New York is considered a top-heavy team, and they stayed true to that definition against DC. In a game with 34 points played, Jagt and Babbitt each played in 26 points. Katz played in 24. All in all, eight Empire players played in more than half of the game’s points. They’ll need to continue the same trend against Toronto.
Toronto has a talent edge. New York and Toronto ultimate have never been the most cordial. Look for that trend to continue under the bright lights of the playoffs. A chippy, choppy, chirpy game will favour the Empire, allowing them to get more rest for their stars. Fewer points in the game will give fewer opportunities for Toronto to stretch its muscles and play its tightly organized, quick-scoring brand of offense. New York will not be able to match Toronto if the Rush start stringing together offensive scores in 20 seconds or less.
Bottom line: The Empire have never beaten the Rush, and this weekend’s matchup bends towards Toronto. The Rush will be playing at home, with the healthiest roster they’ve had all season. In fact, Toronto will likely boast more talent in the 2018 playoffs than they have in their history as an organization. New York will need lots of factors to play in the right direction to have a chance. Players like Garvey and Jagt will need to win individual matchups against athletically equal – or even superior – defenders. Defenders like the Drost bothers will need to manufacture chances for the Empire’s defense, and New York will need to score on the majority of its break chances. Rush shooters like Harris will need to miss some shots. Even if all that happens, the Empire will still need their legs to hold up in the fourth quarter, as Toronto will surely play their players fewer minutes.
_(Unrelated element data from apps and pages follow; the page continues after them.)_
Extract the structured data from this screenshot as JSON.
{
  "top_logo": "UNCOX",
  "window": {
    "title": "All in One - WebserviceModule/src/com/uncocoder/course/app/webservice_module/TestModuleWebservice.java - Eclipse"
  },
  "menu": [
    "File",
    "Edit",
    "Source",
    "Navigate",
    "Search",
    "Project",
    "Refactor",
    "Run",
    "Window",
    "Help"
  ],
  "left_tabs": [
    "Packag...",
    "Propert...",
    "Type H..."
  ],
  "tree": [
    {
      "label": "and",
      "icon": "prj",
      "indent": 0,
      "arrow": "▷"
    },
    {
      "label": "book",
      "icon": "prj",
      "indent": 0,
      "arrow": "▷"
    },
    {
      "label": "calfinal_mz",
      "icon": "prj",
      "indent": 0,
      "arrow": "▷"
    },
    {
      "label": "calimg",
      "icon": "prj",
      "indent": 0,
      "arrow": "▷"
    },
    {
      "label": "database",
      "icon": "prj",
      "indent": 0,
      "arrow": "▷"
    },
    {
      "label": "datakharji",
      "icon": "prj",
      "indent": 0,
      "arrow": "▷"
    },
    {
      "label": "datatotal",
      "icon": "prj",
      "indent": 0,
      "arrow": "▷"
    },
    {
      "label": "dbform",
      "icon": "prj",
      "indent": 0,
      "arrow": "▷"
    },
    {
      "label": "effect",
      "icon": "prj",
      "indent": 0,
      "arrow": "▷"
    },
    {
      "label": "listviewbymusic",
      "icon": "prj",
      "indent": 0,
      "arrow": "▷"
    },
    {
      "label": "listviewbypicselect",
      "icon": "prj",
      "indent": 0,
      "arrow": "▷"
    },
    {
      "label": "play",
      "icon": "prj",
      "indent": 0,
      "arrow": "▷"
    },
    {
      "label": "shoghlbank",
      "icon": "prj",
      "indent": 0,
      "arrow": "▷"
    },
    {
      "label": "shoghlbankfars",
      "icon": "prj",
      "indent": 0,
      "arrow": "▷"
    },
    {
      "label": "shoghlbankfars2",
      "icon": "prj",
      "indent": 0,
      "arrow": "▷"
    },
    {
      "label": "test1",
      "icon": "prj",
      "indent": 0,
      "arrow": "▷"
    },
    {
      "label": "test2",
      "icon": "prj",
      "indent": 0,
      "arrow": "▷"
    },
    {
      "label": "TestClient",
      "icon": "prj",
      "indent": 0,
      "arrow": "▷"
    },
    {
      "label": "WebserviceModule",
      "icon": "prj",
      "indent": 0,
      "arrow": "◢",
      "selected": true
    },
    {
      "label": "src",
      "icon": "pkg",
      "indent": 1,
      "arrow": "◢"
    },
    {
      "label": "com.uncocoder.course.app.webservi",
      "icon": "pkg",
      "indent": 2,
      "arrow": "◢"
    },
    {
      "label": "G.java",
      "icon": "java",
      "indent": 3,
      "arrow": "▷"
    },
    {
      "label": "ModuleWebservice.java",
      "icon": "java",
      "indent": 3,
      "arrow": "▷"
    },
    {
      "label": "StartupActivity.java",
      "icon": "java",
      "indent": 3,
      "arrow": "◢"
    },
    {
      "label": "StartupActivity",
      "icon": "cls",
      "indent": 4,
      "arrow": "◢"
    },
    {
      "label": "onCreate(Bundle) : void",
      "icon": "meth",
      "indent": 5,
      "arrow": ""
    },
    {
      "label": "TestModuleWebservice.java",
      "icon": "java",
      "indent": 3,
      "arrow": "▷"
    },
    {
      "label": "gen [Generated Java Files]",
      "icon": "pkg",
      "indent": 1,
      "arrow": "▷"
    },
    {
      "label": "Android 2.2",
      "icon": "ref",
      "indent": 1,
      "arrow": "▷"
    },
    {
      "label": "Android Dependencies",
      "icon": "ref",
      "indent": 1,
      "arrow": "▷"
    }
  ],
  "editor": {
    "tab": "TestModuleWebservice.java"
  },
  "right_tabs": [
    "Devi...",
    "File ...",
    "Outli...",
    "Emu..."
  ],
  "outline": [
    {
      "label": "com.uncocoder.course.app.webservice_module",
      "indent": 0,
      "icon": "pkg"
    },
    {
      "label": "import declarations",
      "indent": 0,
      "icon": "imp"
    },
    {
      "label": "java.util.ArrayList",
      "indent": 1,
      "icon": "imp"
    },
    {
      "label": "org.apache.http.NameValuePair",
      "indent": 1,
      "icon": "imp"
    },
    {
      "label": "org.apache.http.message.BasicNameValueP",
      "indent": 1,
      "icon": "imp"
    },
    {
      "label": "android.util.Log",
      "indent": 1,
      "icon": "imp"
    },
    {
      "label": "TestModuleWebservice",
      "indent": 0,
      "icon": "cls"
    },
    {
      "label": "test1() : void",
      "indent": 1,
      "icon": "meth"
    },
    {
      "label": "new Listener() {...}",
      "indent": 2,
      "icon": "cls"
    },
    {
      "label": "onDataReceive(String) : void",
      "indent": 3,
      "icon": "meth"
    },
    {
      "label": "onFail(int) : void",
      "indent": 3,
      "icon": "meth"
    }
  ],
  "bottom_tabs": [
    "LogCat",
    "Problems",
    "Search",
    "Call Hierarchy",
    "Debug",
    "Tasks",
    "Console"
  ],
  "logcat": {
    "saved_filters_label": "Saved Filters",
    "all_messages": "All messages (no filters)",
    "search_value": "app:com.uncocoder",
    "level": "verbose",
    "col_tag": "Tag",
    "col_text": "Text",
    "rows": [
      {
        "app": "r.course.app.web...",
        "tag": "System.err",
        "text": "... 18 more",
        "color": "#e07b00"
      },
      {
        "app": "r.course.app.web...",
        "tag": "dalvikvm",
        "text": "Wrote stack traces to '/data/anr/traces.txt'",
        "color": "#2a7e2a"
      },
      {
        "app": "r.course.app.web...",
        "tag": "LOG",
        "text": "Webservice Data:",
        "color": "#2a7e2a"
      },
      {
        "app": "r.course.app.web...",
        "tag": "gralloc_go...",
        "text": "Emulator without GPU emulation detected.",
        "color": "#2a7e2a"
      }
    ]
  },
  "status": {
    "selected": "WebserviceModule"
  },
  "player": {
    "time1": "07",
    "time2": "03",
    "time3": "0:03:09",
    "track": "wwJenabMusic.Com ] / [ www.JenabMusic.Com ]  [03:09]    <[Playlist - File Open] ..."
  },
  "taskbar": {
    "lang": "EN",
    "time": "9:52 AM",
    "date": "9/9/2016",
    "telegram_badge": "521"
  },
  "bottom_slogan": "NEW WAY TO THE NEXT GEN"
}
New York retooled their team coming into the 2018 season for this moment. They changed the team culture, offering more structure, more leadership, and more consistent dedication to practicing. Eileen Murray joined the team as head coach. Kittredge offered his athleticism and leadership. The Toronto Rush remain the immovable object in the East division, but New York might finally have the muscle to compete. If they pitch a perfect game, Toronto could see its run of dominance end. Any slip-ups from the Empire, and Toronto could coast into their sixth straight Championship Weekend appearance.